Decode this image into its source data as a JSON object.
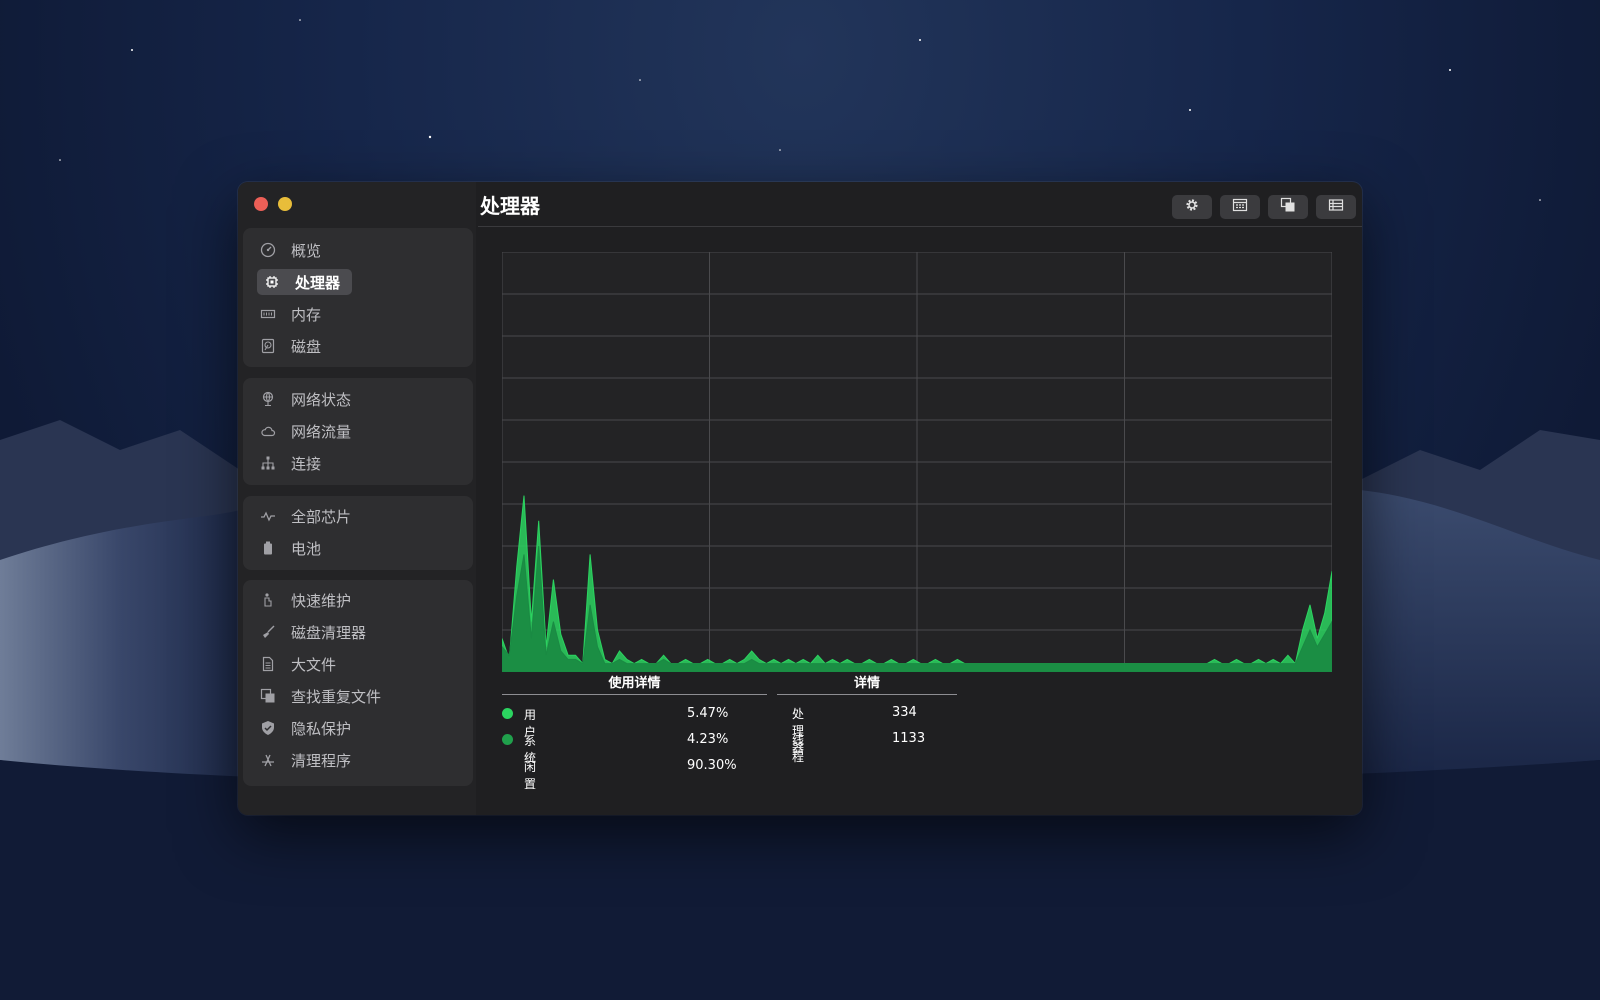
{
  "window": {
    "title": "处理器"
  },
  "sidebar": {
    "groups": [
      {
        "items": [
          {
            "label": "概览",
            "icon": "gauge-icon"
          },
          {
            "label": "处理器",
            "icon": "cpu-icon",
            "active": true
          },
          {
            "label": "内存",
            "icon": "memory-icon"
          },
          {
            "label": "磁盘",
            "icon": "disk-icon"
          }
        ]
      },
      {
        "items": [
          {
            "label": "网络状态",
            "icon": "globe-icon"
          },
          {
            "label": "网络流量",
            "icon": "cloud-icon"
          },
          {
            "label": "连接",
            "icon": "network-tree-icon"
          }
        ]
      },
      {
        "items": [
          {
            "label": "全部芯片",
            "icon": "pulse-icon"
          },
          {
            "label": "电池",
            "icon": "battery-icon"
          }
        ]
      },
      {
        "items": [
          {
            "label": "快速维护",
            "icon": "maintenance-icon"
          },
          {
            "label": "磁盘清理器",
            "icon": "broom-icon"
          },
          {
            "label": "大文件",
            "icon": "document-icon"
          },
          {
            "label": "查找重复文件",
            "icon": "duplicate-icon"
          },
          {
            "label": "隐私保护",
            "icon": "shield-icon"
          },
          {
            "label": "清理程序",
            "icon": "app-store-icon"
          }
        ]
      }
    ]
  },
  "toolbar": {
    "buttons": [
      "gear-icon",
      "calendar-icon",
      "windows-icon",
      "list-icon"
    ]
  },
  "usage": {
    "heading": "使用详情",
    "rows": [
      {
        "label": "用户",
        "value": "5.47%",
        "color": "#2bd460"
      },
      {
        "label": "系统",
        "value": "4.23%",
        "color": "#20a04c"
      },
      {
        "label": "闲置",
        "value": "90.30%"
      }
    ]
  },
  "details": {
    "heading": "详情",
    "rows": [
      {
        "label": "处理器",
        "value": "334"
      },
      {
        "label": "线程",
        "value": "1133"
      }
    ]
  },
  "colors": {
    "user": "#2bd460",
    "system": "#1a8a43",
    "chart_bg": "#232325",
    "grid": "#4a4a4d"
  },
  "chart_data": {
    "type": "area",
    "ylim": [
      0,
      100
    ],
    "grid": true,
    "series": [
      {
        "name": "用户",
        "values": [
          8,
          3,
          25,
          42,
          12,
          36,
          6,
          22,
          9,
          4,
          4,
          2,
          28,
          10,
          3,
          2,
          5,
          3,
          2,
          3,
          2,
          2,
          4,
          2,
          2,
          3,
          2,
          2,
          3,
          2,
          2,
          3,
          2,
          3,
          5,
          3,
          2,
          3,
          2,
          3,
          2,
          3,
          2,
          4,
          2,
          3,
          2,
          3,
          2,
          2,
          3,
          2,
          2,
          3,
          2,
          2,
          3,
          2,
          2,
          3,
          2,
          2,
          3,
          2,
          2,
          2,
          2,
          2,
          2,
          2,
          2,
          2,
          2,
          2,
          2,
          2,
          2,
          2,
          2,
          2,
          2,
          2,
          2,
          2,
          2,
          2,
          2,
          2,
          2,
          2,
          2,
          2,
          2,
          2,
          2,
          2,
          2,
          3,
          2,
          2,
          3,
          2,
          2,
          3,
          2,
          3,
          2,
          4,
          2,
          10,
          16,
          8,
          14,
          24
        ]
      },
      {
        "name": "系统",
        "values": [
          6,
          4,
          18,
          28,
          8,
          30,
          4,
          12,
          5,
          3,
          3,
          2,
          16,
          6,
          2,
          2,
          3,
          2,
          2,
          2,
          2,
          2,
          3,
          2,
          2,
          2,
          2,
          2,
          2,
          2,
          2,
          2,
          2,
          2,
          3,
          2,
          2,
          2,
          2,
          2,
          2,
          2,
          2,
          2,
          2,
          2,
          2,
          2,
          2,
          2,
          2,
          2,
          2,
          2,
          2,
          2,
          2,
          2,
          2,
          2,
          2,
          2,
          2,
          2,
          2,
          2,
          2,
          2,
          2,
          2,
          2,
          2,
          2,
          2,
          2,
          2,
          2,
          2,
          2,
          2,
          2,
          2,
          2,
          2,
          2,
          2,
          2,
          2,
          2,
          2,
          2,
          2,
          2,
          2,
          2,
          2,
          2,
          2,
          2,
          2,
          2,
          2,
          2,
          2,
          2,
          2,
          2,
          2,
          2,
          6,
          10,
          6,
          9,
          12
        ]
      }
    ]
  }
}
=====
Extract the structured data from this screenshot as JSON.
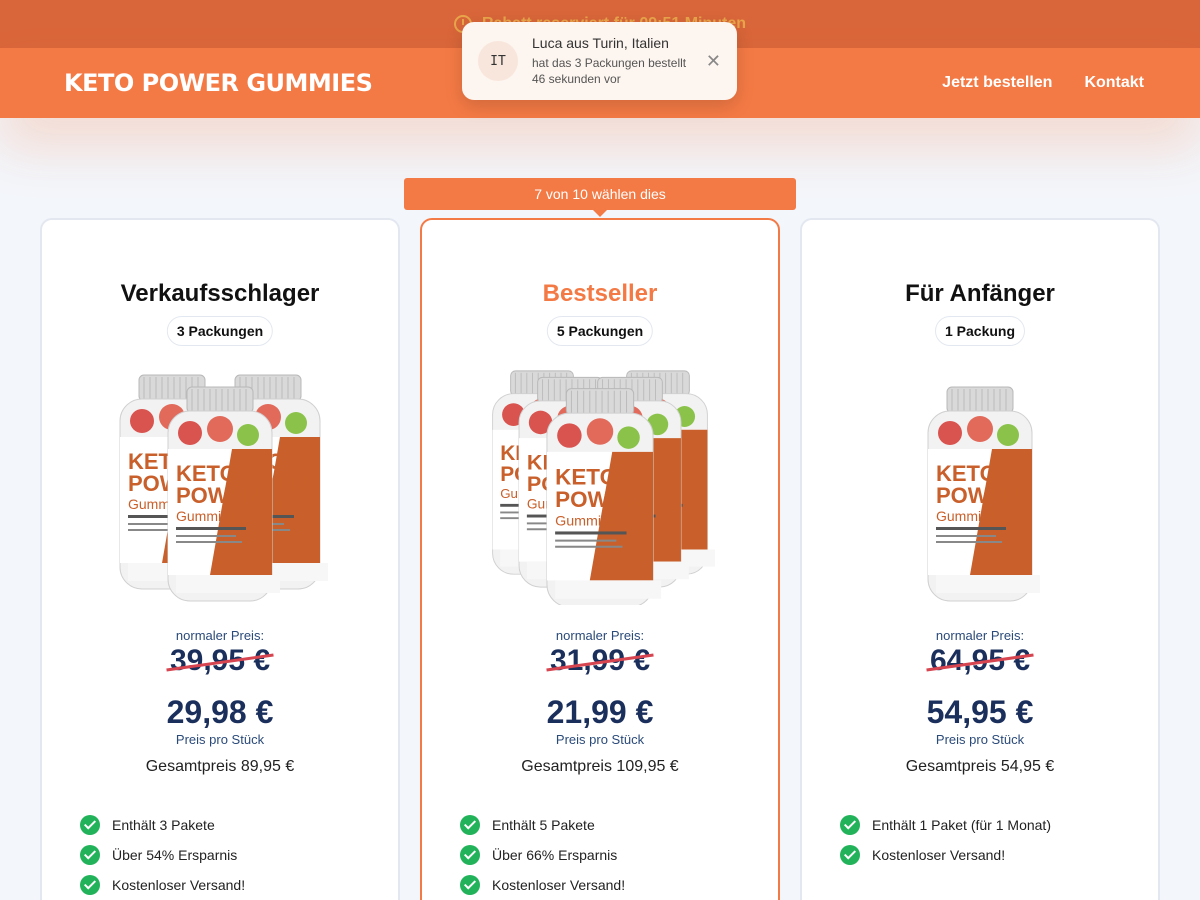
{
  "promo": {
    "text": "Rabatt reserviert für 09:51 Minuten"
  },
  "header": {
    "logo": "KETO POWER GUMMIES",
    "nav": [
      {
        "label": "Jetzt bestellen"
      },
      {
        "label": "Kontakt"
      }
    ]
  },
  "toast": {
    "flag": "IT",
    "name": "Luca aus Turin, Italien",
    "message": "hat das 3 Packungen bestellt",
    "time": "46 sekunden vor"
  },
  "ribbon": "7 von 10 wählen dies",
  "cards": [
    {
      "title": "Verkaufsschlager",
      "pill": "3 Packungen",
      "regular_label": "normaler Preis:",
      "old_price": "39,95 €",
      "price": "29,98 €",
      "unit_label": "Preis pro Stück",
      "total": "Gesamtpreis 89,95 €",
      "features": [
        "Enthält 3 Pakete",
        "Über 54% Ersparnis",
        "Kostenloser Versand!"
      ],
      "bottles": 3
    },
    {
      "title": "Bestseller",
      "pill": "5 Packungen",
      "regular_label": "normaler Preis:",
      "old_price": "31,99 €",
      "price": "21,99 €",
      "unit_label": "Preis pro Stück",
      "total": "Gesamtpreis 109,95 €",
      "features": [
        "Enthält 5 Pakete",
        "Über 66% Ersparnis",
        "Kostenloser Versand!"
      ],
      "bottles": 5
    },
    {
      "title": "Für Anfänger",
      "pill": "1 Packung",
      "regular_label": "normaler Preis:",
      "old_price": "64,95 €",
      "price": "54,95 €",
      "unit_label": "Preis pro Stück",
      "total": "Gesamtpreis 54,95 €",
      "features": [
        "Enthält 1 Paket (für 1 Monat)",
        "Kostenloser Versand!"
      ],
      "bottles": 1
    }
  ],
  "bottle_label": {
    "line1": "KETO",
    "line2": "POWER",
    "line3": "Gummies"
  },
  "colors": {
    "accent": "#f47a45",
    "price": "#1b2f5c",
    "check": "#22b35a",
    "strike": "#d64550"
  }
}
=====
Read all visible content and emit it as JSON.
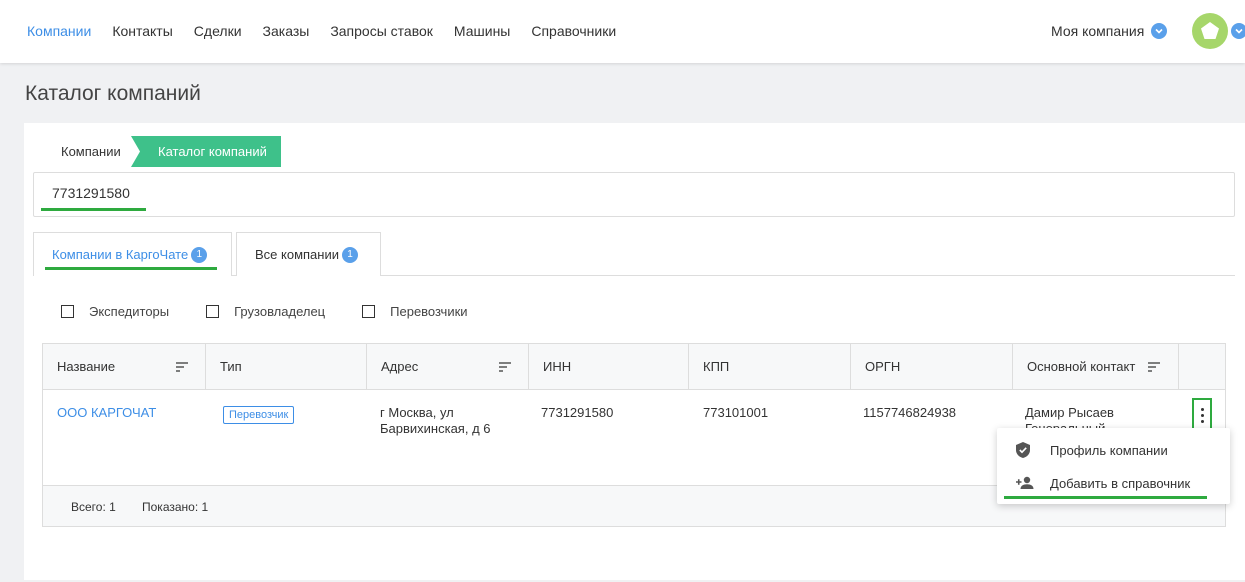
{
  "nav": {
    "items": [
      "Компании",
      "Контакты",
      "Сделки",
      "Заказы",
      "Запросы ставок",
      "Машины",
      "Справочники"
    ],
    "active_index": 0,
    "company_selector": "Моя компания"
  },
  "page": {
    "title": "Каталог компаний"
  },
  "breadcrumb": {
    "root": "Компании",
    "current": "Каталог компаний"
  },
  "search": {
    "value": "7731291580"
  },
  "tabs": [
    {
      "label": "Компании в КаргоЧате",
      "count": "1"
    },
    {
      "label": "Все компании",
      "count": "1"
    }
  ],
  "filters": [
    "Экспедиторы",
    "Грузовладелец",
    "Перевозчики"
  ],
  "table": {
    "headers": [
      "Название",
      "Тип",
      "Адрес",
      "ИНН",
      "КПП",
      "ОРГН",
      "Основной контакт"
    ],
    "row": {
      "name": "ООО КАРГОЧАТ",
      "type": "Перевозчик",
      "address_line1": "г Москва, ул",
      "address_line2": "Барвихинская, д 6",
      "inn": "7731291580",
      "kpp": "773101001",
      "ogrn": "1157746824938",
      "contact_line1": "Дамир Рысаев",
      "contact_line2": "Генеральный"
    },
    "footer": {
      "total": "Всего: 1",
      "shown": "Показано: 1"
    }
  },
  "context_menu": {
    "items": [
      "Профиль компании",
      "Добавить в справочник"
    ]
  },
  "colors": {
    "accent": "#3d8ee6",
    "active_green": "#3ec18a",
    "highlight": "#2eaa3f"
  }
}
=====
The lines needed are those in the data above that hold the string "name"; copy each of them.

        "name": "用户",
        "name": "系统",
    "name": "Luca aus Turin, Italien",
      "name": "ООО КАРГОЧАТ",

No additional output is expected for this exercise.